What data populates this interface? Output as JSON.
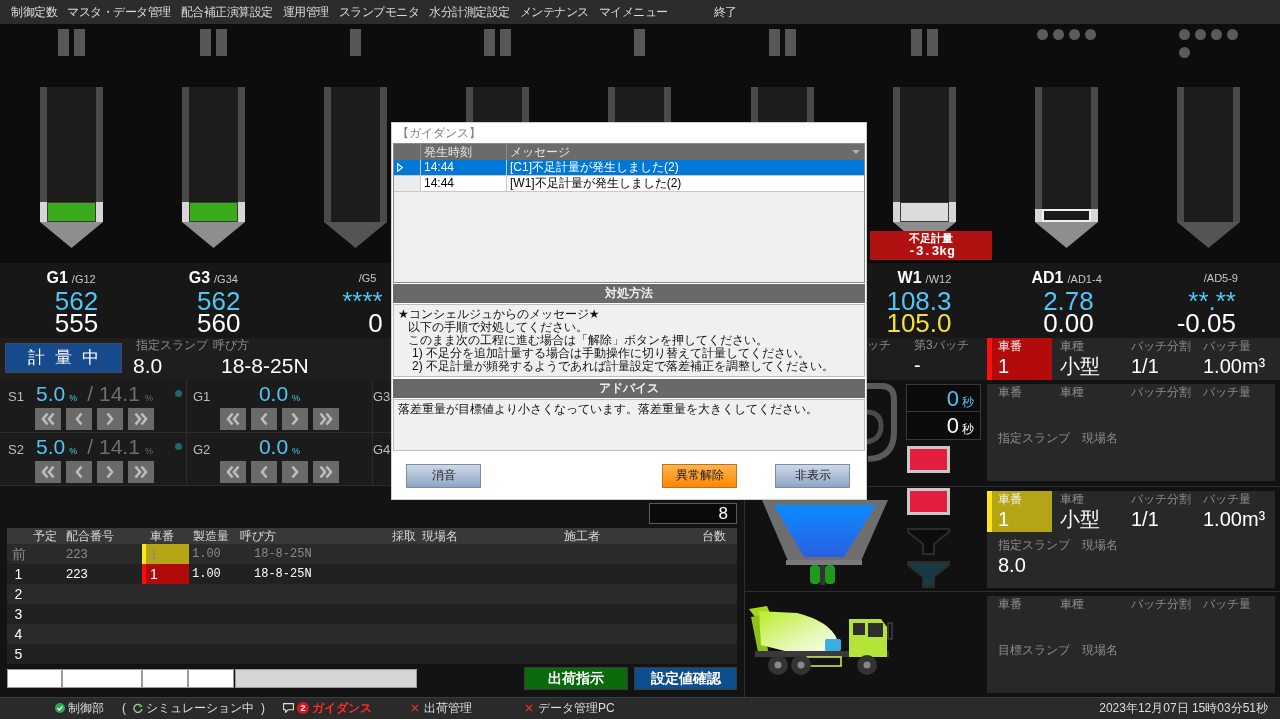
{
  "menu": [
    {
      "label": "制御定数"
    },
    {
      "label": "マスタ・データ管理"
    },
    {
      "label": "配合補正演算設定"
    },
    {
      "label": "運用管理"
    },
    {
      "label": "スランプモニタ"
    },
    {
      "label": "水分計測定設定"
    },
    {
      "label": "メンテナンス"
    },
    {
      "label": "マイメニュー"
    },
    {
      "label": "終了"
    }
  ],
  "hoppers": [
    {
      "gates": [
        {
          "kind": "bar"
        },
        {
          "kind": "bar"
        }
      ],
      "covered": false,
      "fill": {
        "kind": "solid",
        "color": "#3bab1b",
        "level": 0.15
      },
      "active": true,
      "name": "G1",
      "group": "/G12",
      "target": "562",
      "actual": "555",
      "warn": false
    },
    {
      "gates": [
        {
          "kind": "bar"
        },
        {
          "kind": "bar"
        }
      ],
      "covered": false,
      "fill": {
        "kind": "solid",
        "color": "#3bab1b",
        "level": 0.15
      },
      "active": true,
      "name": "G3",
      "group": "/G34",
      "target": "562",
      "actual": "560",
      "warn": false
    },
    {
      "gates": [
        {
          "kind": "bar"
        }
      ],
      "covered": false,
      "active": false,
      "group": "/G5",
      "target": "****",
      "actual": "0",
      "warn": false
    },
    {
      "gates": [
        {
          "kind": "bar"
        },
        {
          "kind": "bar"
        }
      ],
      "covered": true
    },
    {
      "gates": [
        {
          "kind": "bar"
        }
      ],
      "covered": true
    },
    {
      "gates": [
        {
          "kind": "bar"
        },
        {
          "kind": "bar"
        }
      ],
      "covered": true
    },
    {
      "gates": [
        {
          "kind": "bar"
        },
        {
          "kind": "bar"
        }
      ],
      "covered": false,
      "fill": {
        "kind": "solid",
        "color": "#dcdcdc",
        "level": 0.15
      },
      "active": true,
      "alert": {
        "title": "不足計量",
        "value": "-3.3kg"
      },
      "name": "W1",
      "group": "/W12",
      "target": "108.3",
      "actual": "105.0",
      "warn": true
    },
    {
      "gates": [
        {
          "kind": "dot"
        },
        {
          "kind": "dot"
        },
        {
          "kind": "dot"
        },
        {
          "kind": "dot"
        }
      ],
      "covered": false,
      "fill": {
        "kind": "outline",
        "level": 0.1
      },
      "active": true,
      "name": "AD1",
      "group": "/AD1-4",
      "target": "2.78",
      "actual": "0.00",
      "warn": false
    },
    {
      "gates": [
        {
          "kind": "dot"
        },
        {
          "kind": "dot"
        },
        {
          "kind": "dot"
        },
        {
          "kind": "dot"
        },
        {
          "kind": "dot"
        }
      ],
      "covered": false,
      "active": false,
      "group": "/AD5-9",
      "target": "**.**",
      "actual": "-0.05",
      "warn": false
    }
  ],
  "mode_panel": {
    "status": "計量中",
    "fields": [
      {
        "label": "指定スランプ",
        "value": "8.0"
      },
      {
        "label": "呼び方",
        "value": "18-8-25N"
      }
    ]
  },
  "batches": [
    {
      "label": "ッチ"
    },
    {
      "label": "第3バッチ",
      "value": "-"
    }
  ],
  "current_vehicle": {
    "color": "#b30b0b",
    "fields": [
      {
        "label": "車番",
        "value": "1"
      },
      {
        "label": "車種",
        "value": "小型"
      },
      {
        "label": "バッチ分割",
        "value": "1/1"
      },
      {
        "label": "バッチ量",
        "value": "1.00m³"
      }
    ]
  },
  "adjustments": [
    {
      "cells": [
        {
          "name": "S1",
          "value": "5.0",
          "unit": "%",
          "limit": "/ 14.1",
          "limit_unit": "%",
          "indicator": true
        },
        {
          "name": "G1",
          "value": "0.0",
          "unit": "%",
          "indicator": false
        },
        {
          "name": "G3",
          "indicator": false
        }
      ]
    },
    {
      "cells": [
        {
          "name": "S2",
          "value": "5.0",
          "unit": "%",
          "limit": "/ 14.1",
          "limit_unit": "%",
          "indicator": true
        },
        {
          "name": "G2",
          "value": "0.0",
          "unit": "%",
          "indicator": false
        },
        {
          "name": "G4",
          "indicator": false
        }
      ]
    }
  ],
  "timers": [
    {
      "kind": "target",
      "value": "0",
      "unit": "秒"
    },
    {
      "kind": "actual",
      "value": "0",
      "unit": "秒"
    }
  ],
  "lamps": [
    {
      "on": true
    },
    {
      "on": true
    }
  ],
  "vehicle_queue": [
    {
      "fields": [
        {
          "label": "車番"
        },
        {
          "label": "車種"
        },
        {
          "label": "バッチ分割"
        },
        {
          "label": "バッチ量"
        }
      ],
      "details": [
        {
          "label": "指定スランプ"
        },
        {
          "label": "現場名"
        }
      ]
    },
    {
      "color": "#b5a514",
      "fields": [
        {
          "label": "車番",
          "value": "1"
        },
        {
          "label": "車種",
          "value": "小型"
        },
        {
          "label": "バッチ分割",
          "value": "1/1"
        },
        {
          "label": "バッチ量",
          "value": "1.00m³"
        }
      ],
      "details": [
        {
          "label": "指定スランプ",
          "value": "8.0"
        },
        {
          "label": "現場名"
        }
      ]
    },
    {
      "fields": [
        {
          "label": "車番"
        },
        {
          "label": "車種"
        },
        {
          "label": "バッチ分割"
        },
        {
          "label": "バッチ量"
        }
      ],
      "details": [
        {
          "label": "目標スランプ"
        },
        {
          "label": "現場名"
        }
      ]
    }
  ],
  "table": {
    "counter": "8",
    "columns": [
      "予定",
      "配合番号",
      "車番",
      "製造量",
      "呼び方",
      "採取",
      "現場名",
      "施工者",
      "台数"
    ],
    "rows": [
      {
        "order": "前",
        "mix": "223",
        "car": {
          "value": "1",
          "color": "#b5a514"
        },
        "amount": "1.00",
        "grade": "18-8-25N",
        "dimmed": true
      },
      {
        "order": "1",
        "mix": "223",
        "car": {
          "value": "1",
          "color": "#b00a0a"
        },
        "amount": "1.00",
        "grade": "18-8-25N",
        "dimmed": false
      },
      {
        "order": "2",
        "dimmed": false
      },
      {
        "order": "3",
        "dimmed": false
      },
      {
        "order": "4",
        "dimmed": false
      },
      {
        "order": "5",
        "dimmed": false
      }
    ]
  },
  "inputs": [
    {
      "disabled": false
    },
    {
      "disabled": false
    },
    {
      "disabled": false
    },
    {
      "disabled": false
    },
    {
      "disabled": true
    }
  ],
  "actions": [
    {
      "label": "出荷指示",
      "color": "#0b6a0b"
    },
    {
      "label": "設定値確認",
      "color": "#0f4e8c"
    }
  ],
  "dialog": {
    "title": "【ガイダンス】",
    "columns": [
      "発生時刻",
      "メッセージ"
    ],
    "rows": [
      {
        "time": "14:44",
        "message": "[C1]不足計量が発生しました(2)",
        "selected": true
      },
      {
        "time": "14:44",
        "message": "[W1]不足計量が発生しました(2)",
        "selected": false
      }
    ],
    "sections": [
      {
        "title": "対処方法",
        "lines": [
          {
            "text": "★コンシェルジュからのメッセージ★",
            "children": [
              {
                "text": "以下の手順で対処してください。"
              },
              {
                "text": "このまま次の工程に進む場合は「解除」ボタンを押してください。",
                "children": [
                  {
                    "text": "1) 不足分を追加計量する場合は手動操作に切り替えて計量してください。"
                  },
                  {
                    "text": "2) 不足計量が頻発するようであれば計量設定で落差補正を調整してください。"
                  }
                ]
              }
            ]
          }
        ]
      },
      {
        "title": "アドバイス",
        "lines": [
          {
            "text": "落差重量が目標値より小さくなっています。落差重量を大きくしてください。"
          }
        ]
      }
    ],
    "buttons": [
      {
        "label": "消音",
        "kind": "plain"
      },
      {
        "label": "異常解除",
        "kind": "warning"
      },
      {
        "label": "非表示",
        "kind": "plain"
      }
    ]
  },
  "status_bar": {
    "items": [
      {
        "kind": "ok",
        "label": "制御部"
      },
      {
        "kind": "sim",
        "open": "(",
        "label": "シミュレーション中",
        "close": ")"
      },
      {
        "kind": "alert",
        "count": "2",
        "label": "ガイダンス"
      },
      {
        "kind": "error",
        "label": "出荷管理"
      },
      {
        "kind": "error",
        "label": "データ管理PC"
      }
    ],
    "clock": "2023年12月07日 15時03分51秒"
  }
}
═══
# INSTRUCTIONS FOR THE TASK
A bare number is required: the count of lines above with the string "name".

# RESULT OF THIS TASK
10